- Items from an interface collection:

┌────────

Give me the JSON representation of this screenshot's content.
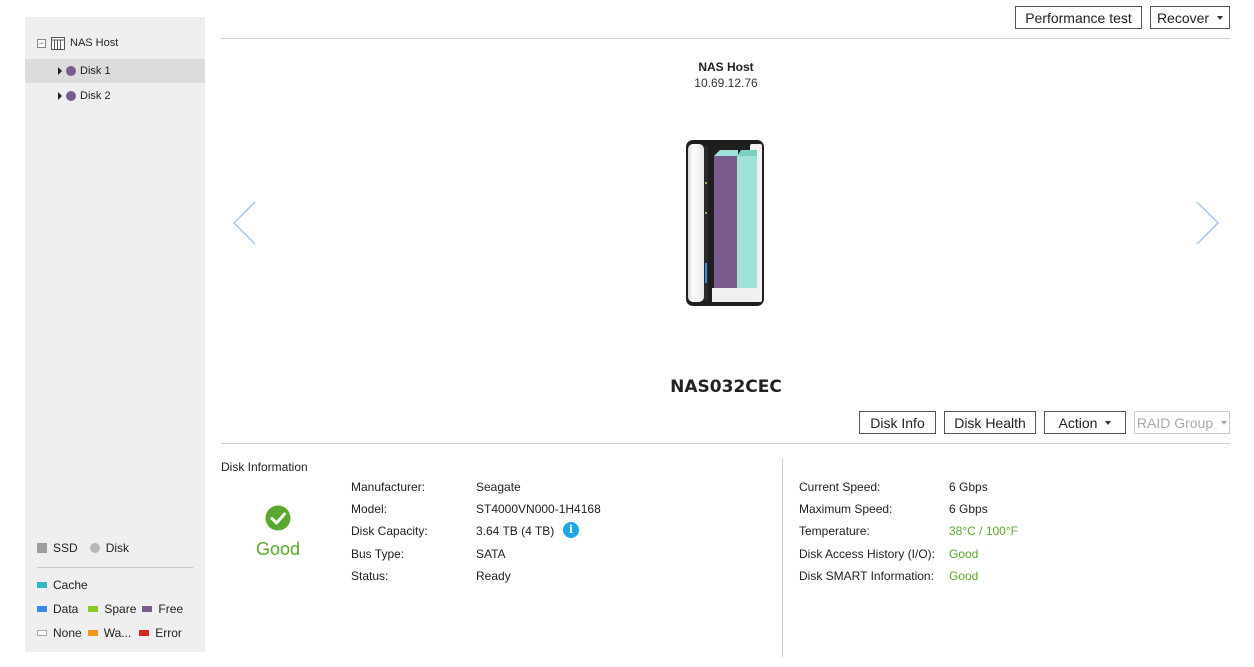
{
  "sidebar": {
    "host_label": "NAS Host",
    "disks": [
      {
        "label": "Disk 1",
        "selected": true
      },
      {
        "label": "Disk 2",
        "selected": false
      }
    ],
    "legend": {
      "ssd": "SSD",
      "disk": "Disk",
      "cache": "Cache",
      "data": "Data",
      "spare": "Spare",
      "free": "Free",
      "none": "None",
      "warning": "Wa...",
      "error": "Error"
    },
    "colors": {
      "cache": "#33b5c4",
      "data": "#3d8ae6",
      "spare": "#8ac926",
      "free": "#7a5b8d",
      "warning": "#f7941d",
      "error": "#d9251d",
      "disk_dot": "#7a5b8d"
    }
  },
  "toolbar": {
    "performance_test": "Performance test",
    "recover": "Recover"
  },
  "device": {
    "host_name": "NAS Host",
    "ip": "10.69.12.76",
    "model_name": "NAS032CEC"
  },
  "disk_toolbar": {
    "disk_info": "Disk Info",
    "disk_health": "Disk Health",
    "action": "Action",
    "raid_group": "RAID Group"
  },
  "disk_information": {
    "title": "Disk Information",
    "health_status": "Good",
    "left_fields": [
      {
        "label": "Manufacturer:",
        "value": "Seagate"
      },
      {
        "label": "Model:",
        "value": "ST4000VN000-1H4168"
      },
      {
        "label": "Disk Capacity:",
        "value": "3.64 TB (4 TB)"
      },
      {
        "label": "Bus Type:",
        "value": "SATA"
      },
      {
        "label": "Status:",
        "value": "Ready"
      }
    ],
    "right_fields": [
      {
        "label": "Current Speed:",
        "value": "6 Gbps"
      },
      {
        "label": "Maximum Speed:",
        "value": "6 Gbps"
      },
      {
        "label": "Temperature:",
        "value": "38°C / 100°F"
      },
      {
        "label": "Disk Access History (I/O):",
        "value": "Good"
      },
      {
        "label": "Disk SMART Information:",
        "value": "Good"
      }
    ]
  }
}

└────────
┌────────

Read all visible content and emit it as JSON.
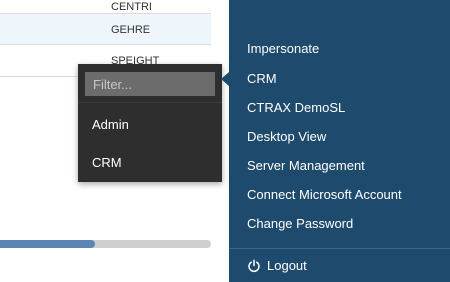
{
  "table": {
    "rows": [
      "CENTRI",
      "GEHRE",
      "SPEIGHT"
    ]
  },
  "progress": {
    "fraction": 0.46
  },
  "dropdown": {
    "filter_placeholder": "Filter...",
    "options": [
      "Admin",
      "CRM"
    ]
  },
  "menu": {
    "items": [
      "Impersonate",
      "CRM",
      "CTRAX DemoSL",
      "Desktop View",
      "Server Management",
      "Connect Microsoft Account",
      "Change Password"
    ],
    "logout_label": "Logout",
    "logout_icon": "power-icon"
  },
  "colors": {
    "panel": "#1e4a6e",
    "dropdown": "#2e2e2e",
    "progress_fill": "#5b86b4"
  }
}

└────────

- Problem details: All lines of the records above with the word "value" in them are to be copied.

- Answer to this exercise:
        "value": "Seagate"
        "value": "ST4000VN000-1H4168"
        "value": "3.64 TB (4 TB)"
        "value": "SATA"
        "value": "Ready"
        "value": "6 Gbps"
        "value": "6 Gbps"
        "value": "38°C / 100°F"
        "value": "Good"
        "value": "Good"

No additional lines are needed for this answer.